AMORY – Joanna Chambers has spent four years working in the retail sector and through that time, she dealt with issues like workplace harassment and unpredictable scheduling. A tipping point leading her to stick up for retail employees’ rights for the past two and a half years was when she was denied a promotion after being given what she said was a bogus reason. She said she was told policy wouldn’t allow for a promotion since she had a family member working at the same store but also said two other associates in the same positions had family members working there.
Chambers is now part of the Rise Up Retail movement, which recently fought for Toys ‘R’ Us and Babies ‘R’ Us employees denied their severance packages. The movement is comprised of retail workers putting up the fight for better hour, fair hours, paid family leave and respect. Several subgroups are part of the movement.
“Joining [workplace-based] Organized United for Respect gave me knowledge of workers’ rights when it comes to low pay, low hours, unpredictable scheduling and various forms of harassment,” Chambers said. “The real eye-opener was it wasn’t just happening at my store but stores across the nation.”
Chambers never worked at a Toys ‘R’ Us or Babies ‘R’ Us but felt sympathetic of the more than 33,000 employees who never received severance pay once promised and lost their jobs when the franchises folded last month.
As part of a recent 10-day trip, she traveled to Bentonville, Arkansas for a separate protest on behalf of Walmart associates’ wishes of how to be treated and then onto New Jersey and New York on behalf of Toys ‘R’ Us and Babies ‘R’ Us employees.
The event included 75 Toys ‘R’ Us associates from across the nation, who told personal stories through a bullhorn outside of the former company chief executive officer’s Manhattan penthouse, and participated in a march down Wall Street to the offices of investment firms that helped buy out Toys ‘R’ Us when it went into bankruptcy – Bain Capital, KKR and Vornado Realty Trust.
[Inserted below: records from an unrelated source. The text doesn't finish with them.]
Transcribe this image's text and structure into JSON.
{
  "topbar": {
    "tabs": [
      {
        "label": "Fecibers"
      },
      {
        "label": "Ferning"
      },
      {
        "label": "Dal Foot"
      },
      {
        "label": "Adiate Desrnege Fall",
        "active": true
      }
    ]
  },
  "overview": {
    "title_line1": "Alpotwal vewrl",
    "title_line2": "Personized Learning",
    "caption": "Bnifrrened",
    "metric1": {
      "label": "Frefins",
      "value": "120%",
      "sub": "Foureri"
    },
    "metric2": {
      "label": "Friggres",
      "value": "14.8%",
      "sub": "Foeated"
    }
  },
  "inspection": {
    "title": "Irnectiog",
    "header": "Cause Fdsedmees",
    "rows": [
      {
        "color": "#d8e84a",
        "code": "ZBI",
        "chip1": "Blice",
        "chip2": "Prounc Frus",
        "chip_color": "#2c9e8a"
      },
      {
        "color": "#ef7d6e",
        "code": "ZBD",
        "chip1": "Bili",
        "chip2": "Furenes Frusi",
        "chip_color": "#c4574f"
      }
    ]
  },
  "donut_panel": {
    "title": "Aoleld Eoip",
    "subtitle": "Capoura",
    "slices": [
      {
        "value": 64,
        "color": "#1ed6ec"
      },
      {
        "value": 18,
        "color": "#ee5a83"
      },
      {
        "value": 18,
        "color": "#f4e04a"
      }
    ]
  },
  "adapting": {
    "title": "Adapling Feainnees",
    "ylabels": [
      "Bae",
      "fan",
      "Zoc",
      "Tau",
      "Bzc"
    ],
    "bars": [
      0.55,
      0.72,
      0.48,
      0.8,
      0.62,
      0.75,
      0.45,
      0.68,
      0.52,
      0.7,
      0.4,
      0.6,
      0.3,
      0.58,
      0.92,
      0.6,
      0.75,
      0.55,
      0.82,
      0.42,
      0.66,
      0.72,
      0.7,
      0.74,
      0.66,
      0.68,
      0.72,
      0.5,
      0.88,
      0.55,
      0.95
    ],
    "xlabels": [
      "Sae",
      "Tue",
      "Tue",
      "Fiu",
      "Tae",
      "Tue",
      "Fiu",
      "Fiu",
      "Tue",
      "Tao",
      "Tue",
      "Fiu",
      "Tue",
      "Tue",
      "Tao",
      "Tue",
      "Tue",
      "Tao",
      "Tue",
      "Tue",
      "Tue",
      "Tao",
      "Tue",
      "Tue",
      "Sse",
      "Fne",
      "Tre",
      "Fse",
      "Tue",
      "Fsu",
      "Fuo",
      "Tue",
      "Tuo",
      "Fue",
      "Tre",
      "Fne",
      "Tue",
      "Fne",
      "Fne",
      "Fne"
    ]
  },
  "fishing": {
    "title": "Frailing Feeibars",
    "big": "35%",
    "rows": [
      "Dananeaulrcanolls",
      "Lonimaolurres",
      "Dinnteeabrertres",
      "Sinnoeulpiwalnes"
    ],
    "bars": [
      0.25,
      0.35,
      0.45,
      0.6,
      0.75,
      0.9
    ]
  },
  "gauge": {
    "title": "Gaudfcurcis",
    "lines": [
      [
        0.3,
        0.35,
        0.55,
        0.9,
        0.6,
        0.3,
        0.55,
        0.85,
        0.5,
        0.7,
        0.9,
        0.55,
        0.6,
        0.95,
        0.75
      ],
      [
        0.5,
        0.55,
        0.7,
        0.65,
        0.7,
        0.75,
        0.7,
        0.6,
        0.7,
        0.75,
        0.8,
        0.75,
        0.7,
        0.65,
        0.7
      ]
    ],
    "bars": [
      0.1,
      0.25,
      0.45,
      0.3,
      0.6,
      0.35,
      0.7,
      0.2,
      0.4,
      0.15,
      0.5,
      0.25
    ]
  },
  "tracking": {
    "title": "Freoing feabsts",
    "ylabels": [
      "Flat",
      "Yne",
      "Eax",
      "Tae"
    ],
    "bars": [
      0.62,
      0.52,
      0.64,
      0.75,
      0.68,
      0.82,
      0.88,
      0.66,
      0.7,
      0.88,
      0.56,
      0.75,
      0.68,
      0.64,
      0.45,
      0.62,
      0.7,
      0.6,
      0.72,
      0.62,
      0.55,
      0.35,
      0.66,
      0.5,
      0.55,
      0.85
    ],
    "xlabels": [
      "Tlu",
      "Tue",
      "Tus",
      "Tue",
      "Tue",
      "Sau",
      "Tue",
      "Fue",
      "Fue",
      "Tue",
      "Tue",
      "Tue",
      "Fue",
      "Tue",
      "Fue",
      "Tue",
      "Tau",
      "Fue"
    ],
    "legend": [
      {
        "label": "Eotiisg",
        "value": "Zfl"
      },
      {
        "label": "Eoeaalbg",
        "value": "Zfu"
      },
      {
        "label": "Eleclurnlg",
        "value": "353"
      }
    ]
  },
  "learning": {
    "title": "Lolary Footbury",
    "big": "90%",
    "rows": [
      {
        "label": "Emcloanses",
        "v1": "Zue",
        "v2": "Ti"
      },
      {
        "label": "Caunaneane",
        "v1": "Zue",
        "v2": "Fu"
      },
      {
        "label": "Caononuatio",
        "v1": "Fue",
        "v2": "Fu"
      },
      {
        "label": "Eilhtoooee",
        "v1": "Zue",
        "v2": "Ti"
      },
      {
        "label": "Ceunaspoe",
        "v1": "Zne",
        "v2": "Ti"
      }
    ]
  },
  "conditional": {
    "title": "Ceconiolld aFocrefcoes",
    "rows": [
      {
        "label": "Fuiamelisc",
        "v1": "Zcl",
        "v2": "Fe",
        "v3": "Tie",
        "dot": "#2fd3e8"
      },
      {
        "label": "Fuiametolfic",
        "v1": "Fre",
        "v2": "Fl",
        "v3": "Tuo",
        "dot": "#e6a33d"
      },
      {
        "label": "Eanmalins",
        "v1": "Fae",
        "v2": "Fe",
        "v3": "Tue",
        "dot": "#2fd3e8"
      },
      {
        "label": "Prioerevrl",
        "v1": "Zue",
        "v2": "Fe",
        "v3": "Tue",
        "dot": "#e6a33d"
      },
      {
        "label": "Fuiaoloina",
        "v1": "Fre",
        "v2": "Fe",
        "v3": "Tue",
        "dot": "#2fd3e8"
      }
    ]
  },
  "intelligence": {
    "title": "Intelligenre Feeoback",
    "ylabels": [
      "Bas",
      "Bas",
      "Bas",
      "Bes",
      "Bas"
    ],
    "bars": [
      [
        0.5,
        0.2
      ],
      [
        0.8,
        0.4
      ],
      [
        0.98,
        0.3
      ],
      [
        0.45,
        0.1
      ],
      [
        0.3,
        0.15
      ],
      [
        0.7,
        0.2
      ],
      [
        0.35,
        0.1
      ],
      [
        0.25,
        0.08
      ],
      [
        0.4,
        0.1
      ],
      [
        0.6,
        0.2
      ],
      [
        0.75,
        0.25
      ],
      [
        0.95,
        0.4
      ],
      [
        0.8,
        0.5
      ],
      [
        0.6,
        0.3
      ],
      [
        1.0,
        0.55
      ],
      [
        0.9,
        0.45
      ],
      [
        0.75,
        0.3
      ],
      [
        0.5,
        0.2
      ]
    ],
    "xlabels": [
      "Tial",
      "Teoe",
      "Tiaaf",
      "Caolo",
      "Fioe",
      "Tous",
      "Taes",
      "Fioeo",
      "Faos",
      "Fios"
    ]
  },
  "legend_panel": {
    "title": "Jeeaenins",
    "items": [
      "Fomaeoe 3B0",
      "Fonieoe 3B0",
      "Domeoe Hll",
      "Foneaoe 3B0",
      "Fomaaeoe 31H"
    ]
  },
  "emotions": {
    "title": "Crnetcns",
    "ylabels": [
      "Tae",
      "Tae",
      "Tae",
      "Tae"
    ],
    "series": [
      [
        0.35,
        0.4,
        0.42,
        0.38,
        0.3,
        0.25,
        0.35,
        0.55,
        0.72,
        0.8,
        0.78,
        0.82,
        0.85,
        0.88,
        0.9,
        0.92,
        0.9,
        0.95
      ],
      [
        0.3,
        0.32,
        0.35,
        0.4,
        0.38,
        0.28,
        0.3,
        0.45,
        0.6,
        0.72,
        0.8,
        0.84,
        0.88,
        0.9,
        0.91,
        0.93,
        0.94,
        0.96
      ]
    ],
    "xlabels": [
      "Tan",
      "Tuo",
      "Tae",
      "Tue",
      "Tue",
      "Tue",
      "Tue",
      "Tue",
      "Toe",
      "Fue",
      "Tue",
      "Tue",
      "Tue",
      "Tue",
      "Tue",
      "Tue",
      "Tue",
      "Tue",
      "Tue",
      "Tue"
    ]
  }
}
The group also did a flash mob inside of a Toys ‘R’ Us in Union, New Jersey.
“We had a great response from associates and customers. They were all saying, ‘I guess we have to grow up. We’re no longer Toys ‘R’ Us kids,’” Chambers said.
As part of the trip, Chambers and the rest of the group met with U.S. representatives and senators, who were agreeable with the protesters’ mission. Chambers said members of Congress sent a letter to the investment groups asking for a response about leveraging the buyout. The New York Post reported last week KKR responded by saying it has been in touch with representatives of the franchise’s employees and expressed its desire to help them.
Several states have invested through KKR for pension plans.
“The state of Minnesota has put a stop to investments to KKR because of what happened with Toys ‘R’ Us, so the protests have been successful,” she said. “A class action lawsuit is pending for the associates who didn’t get severance and benefits like vacation pay.”
According to a press release through Rise Up Retail, KKR, Bain and Vornado bought Toys ‘R’ Us in 2005 through a $6.6 billion leveraged buyout and saddled the retailer with a reported $5 billion in debt. Despite bringing in $11 billion in annual revenue, Toys ‘R’ Us struggled to pay the $400 million required every year to service its debt. On March 15, Toys ‘R’ Us announced it was entering liquidation. KKR, Bain and Vornado absorbed $470 million in fees and interest payments and drove the company into bankruptcy, according to the press release.
“A lot of people assume Amazon, Walmart or eCommerce is why companies shut down, but that’s not the case,” Chambers said. “Stores were making a profit, but upper-level management shifting money caused it to close. People with the company for 20, 30 years, they have to find a new job. When a store shuts down, it’s not just people losing their jobs; it’s like losing a multitude of family members through their co-workers.”
Chambers once worked at a store that shut down locally and can relate to the same feeling.
“I know what it’s like to turn the key that one last time and to check out that one last customer,” she said.
From working in retail and being an advocate for retail workers, Chambers realizes the employment sector’s importance.
“Retail workers work for little pay and often have multiple jobs just to make a livable income. They spend time away from families during holidays working just to help provide services and goods for other families out there. Retail workers are often under appreciated and taken for granted. Without cashiers, customer service, stockers and unloaders, the items you use, eat or need everyday wouldn't be as easily available,” she said. “Every job in retail is equally important. It's also important that each role from top to bottom works together to make sure associates are successful. The happier the associates, the better the customer service and in return, the more successful the business will be.”